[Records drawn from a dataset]
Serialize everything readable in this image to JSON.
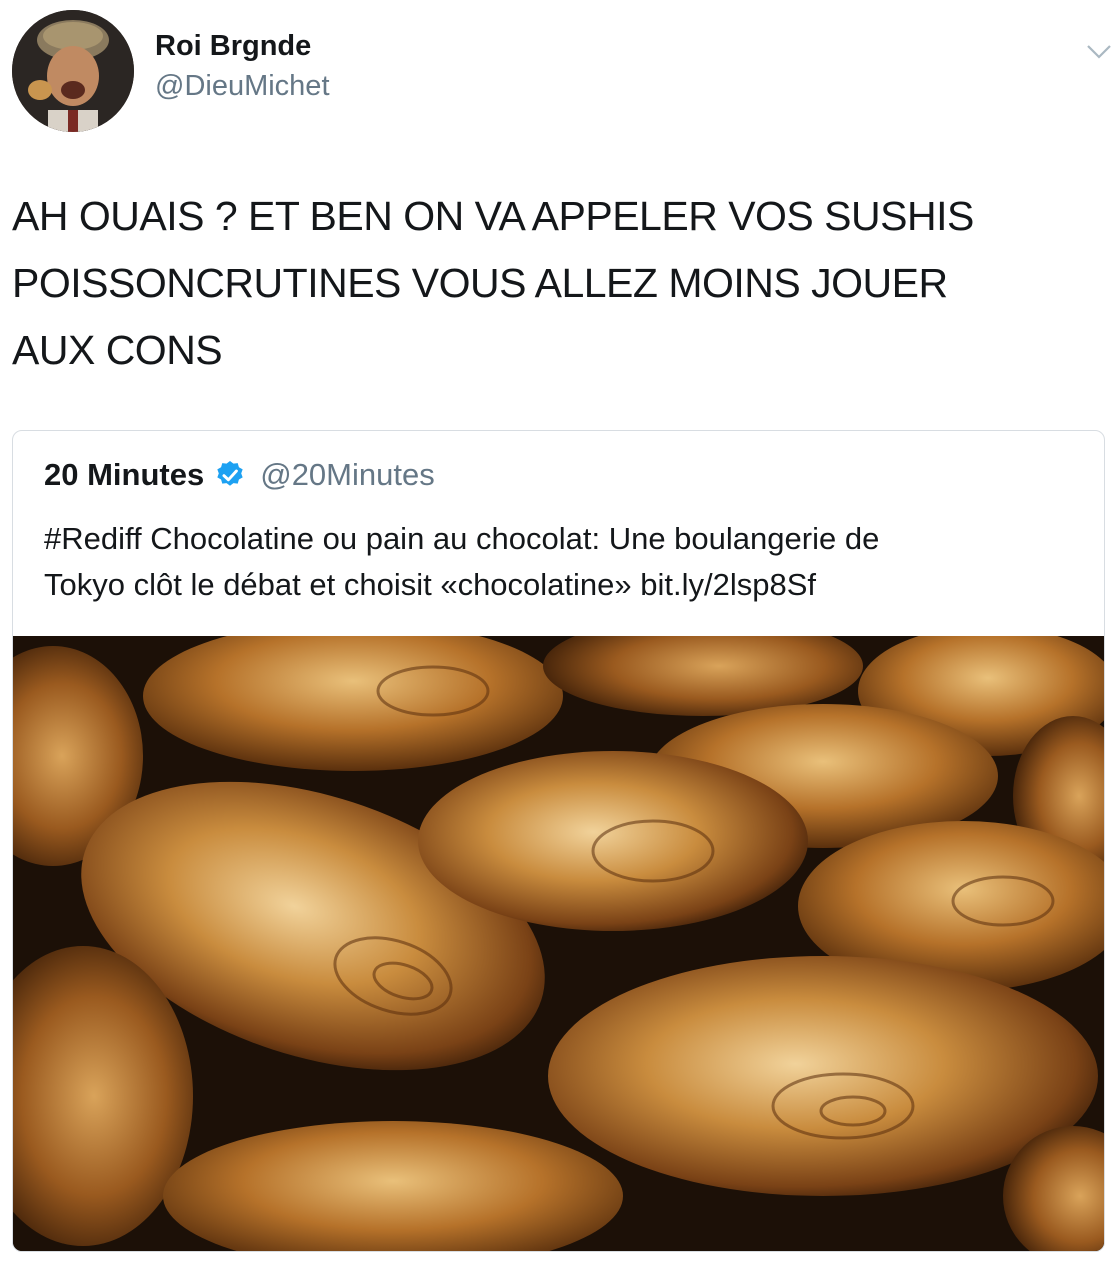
{
  "author": {
    "display_name": "Roi Brgnde",
    "handle": "@DieuMichet",
    "avatar_icon": "profile-photo"
  },
  "menu": {
    "icon": "chevron-down-icon"
  },
  "tweet": {
    "lines": [
      "AH OUAIS ? ET BEN ON VA APPELER VOS SUSHIS",
      "POISSONCRUTINES VOUS ALLEZ MOINS JOUER",
      "AUX CONS"
    ]
  },
  "quoted_tweet": {
    "display_name": "20 Minutes",
    "verified_icon": "verified-badge-icon",
    "handle": "@20Minutes",
    "lines": [
      "#Rediff Chocolatine ou pain au chocolat: Une boulangerie de",
      "Tokyo clôt le débat et choisit «chocolatine» bit.ly/2lsp8Sf"
    ],
    "image_subject": "pastries-photo"
  },
  "colors": {
    "text": "#14171a",
    "secondary": "#657786",
    "verified_blue": "#1da1f2",
    "border": "#d8dde2"
  }
}
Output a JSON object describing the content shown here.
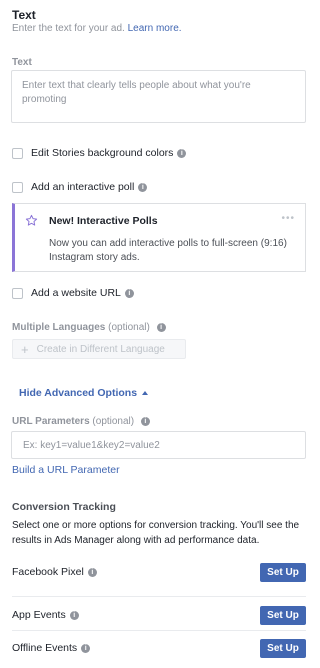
{
  "header": {
    "title": "Text",
    "subtitle": "Enter the text for your ad.",
    "learn_more": "Learn more."
  },
  "text_field": {
    "label": "Text",
    "placeholder": "Enter text that clearly tells people about what you're promoting"
  },
  "options": {
    "stories_bg": "Edit Stories background colors",
    "interactive_poll": "Add an interactive poll",
    "website_url": "Add a website URL"
  },
  "callout": {
    "title": "New! Interactive Polls",
    "body": "Now you can add interactive polls to full-screen (9:16) Instagram story ads.",
    "more": "•••"
  },
  "languages": {
    "label": "Multiple Languages",
    "optional": "(optional)",
    "button": "Create in Different Language"
  },
  "advanced": {
    "toggle": "Hide Advanced Options"
  },
  "url_params": {
    "label": "URL Parameters",
    "optional": "(optional)",
    "placeholder": "Ex: key1=value1&key2=value2",
    "build_link": "Build a URL Parameter"
  },
  "conversion": {
    "title": "Conversion Tracking",
    "description": "Select one or more options for conversion tracking. You'll see the results in Ads Manager along with ad performance data.",
    "rows": [
      {
        "label": "Facebook Pixel",
        "button": "Set Up"
      },
      {
        "label": "App Events",
        "button": "Set Up"
      },
      {
        "label": "Offline Events",
        "button": "Set Up"
      }
    ]
  },
  "info_glyph": "i",
  "colors": {
    "accent": "#4267b2",
    "callout_border": "#8b75d7"
  }
}
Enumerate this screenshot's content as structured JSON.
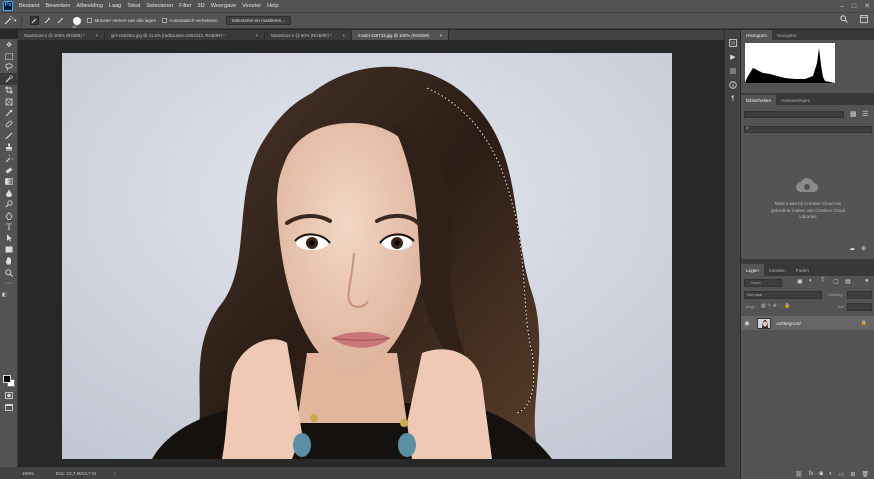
{
  "app": {
    "logo": "Ps"
  },
  "menu": [
    "Bestand",
    "Bewerken",
    "Afbeelding",
    "Laag",
    "Tekst",
    "Selecteren",
    "Filter",
    "3D",
    "Weergave",
    "Venster",
    "Help"
  ],
  "window_controls": {
    "minimize": "–",
    "maximize": "□",
    "close": "✕"
  },
  "options": {
    "brush_size": "47",
    "sample_all_layers": "Monster nemen van alle lagen",
    "auto_enhance": "Automatisch verbeteren",
    "select_mask_button": "Selecteren en maskeren..."
  },
  "tabs": [
    {
      "label": "Naamloos-1 @ 100% (RGB/8) *",
      "close": "×"
    },
    {
      "label": "girl-1848454.jpg @ 41,5% (radbouwne-2262233, RGB/8#) *",
      "close": "×"
    },
    {
      "label": "Naamloos-2 @ 50% (RGB/8#) *",
      "close": "×"
    },
    {
      "label": "model-429733.jpg @ 100% (RGB/8#)",
      "close": "×",
      "active": true
    }
  ],
  "status": {
    "zoom": "100%",
    "doc": "Doc: 13,7 M/13,7 M",
    "arrow": "›"
  },
  "panels": {
    "histogram_tabs": [
      "Histogram",
      "Navigator"
    ],
    "library_tabs": [
      "Bibliotheken",
      "Aanpassingen"
    ],
    "library_message": "Meld u aan bij Creative Cloud om gebruik te maken van Creative Cloud Libraries",
    "layers_tabs": [
      "Lagen",
      "Kanalen",
      "Paden"
    ],
    "layers_kind": "Soort",
    "blend_mode": "Normaal",
    "opacity_label": "Dekking:",
    "lock_label": "Vergr:",
    "fill_label": "Vul:",
    "layer_name": "Achtergrond"
  },
  "colors": {
    "accent": "#31a8ff",
    "panel": "#535353",
    "canvas_bg": "#282828"
  }
}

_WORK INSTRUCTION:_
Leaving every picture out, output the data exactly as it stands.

_SOLUTION TO THIS EXERCISE:_
Serialize everything readable in this image to JSON.
{
  "author": {
    "display_name": "Roi Brgnde",
    "handle": "@DieuMichet",
    "avatar_icon": "profile-photo"
  },
  "menu": {
    "icon": "chevron-down-icon"
  },
  "tweet": {
    "lines": [
      "AH OUAIS ? ET BEN ON VA APPELER VOS SUSHIS",
      "POISSONCRUTINES VOUS ALLEZ MOINS JOUER",
      "AUX CONS"
    ]
  },
  "quoted_tweet": {
    "display_name": "20 Minutes",
    "verified_icon": "verified-badge-icon",
    "handle": "@20Minutes",
    "lines": [
      "#Rediff Chocolatine ou pain au chocolat: Une boulangerie de",
      "Tokyo clôt le débat et choisit «chocolatine» bit.ly/2lsp8Sf"
    ],
    "image_subject": "pastries-photo"
  },
  "colors": {
    "text": "#14171a",
    "secondary": "#657786",
    "verified_blue": "#1da1f2",
    "border": "#d8dde2"
  }
}
Output a JSON object describing the content shown here.
{
  "header": {
    "title": "Text",
    "subtitle": "Enter the text for your ad.",
    "learn_more": "Learn more."
  },
  "text_field": {
    "label": "Text",
    "placeholder": "Enter text that clearly tells people about what you're promoting"
  },
  "options": {
    "stories_bg": "Edit Stories background colors",
    "interactive_poll": "Add an interactive poll",
    "website_url": "Add a website URL"
  },
  "callout": {
    "title": "New! Interactive Polls",
    "body": "Now you can add interactive polls to full-screen (9:16) Instagram story ads.",
    "more": "•••"
  },
  "languages": {
    "label": "Multiple Languages",
    "optional": "(optional)",
    "button": "Create in Different Language"
  },
  "advanced": {
    "toggle": "Hide Advanced Options"
  },
  "url_params": {
    "label": "URL Parameters",
    "optional": "(optional)",
    "placeholder": "Ex: key1=value1&key2=value2",
    "build_link": "Build a URL Parameter"
  },
  "conversion": {
    "title": "Conversion Tracking",
    "description": "Select one or more options for conversion tracking. You'll see the results in Ads Manager along with ad performance data.",
    "rows": [
      {
        "label": "Facebook Pixel",
        "button": "Set Up"
      },
      {
        "label": "App Events",
        "button": "Set Up"
      },
      {
        "label": "Offline Events",
        "button": "Set Up"
      }
    ]
  },
  "info_glyph": "i",
  "colors": {
    "accent": "#4267b2",
    "callout_border": "#8b75d7"
  }
}
Enumerate this screenshot's content as structured JSON.
{
  "app": {
    "logo": "Ps"
  },
  "menu": [
    "Bestand",
    "Bewerken",
    "Afbeelding",
    "Laag",
    "Tekst",
    "Selecteren",
    "Filter",
    "3D",
    "Weergave",
    "Venster",
    "Help"
  ],
  "window_controls": {
    "minimize": "–",
    "maximize": "□",
    "close": "✕"
  },
  "options": {
    "brush_size": "47",
    "sample_all_layers": "Monster nemen van alle lagen",
    "auto_enhance": "Automatisch verbeteren",
    "select_mask_button": "Selecteren en maskeren..."
  },
  "tabs": [
    {
      "label": "Naamloos-1 @ 100% (RGB/8) *",
      "close": "×"
    },
    {
      "label": "girl-1848454.jpg @ 41,5% (radbouwne-2262233, RGB/8#) *",
      "close": "×"
    },
    {
      "label": "Naamloos-2 @ 50% (RGB/8#) *",
      "close": "×"
    },
    {
      "label": "model-429733.jpg @ 100% (RGB/8#)",
      "close": "×",
      "active": true
    }
  ],
  "status": {
    "zoom": "100%",
    "doc": "Doc: 13,7 M/13,7 M",
    "arrow": "›"
  },
  "panels": {
    "histogram_tabs": [
      "Histogram",
      "Navigator"
    ],
    "library_tabs": [
      "Bibliotheken",
      "Aanpassingen"
    ],
    "library_message": "Meld u aan bij Creative Cloud om gebruik te maken van Creative Cloud Libraries",
    "layers_tabs": [
      "Lagen",
      "Kanalen",
      "Paden"
    ],
    "layers_kind": "Soort",
    "blend_mode": "Normaal",
    "opacity_label": "Dekking:",
    "lock_label": "Vergr:",
    "fill_label": "Vul:",
    "layer_name": "Achtergrond"
  },
  "colors": {
    "accent": "#31a8ff",
    "panel": "#535353",
    "canvas_bg": "#282828"
  }
}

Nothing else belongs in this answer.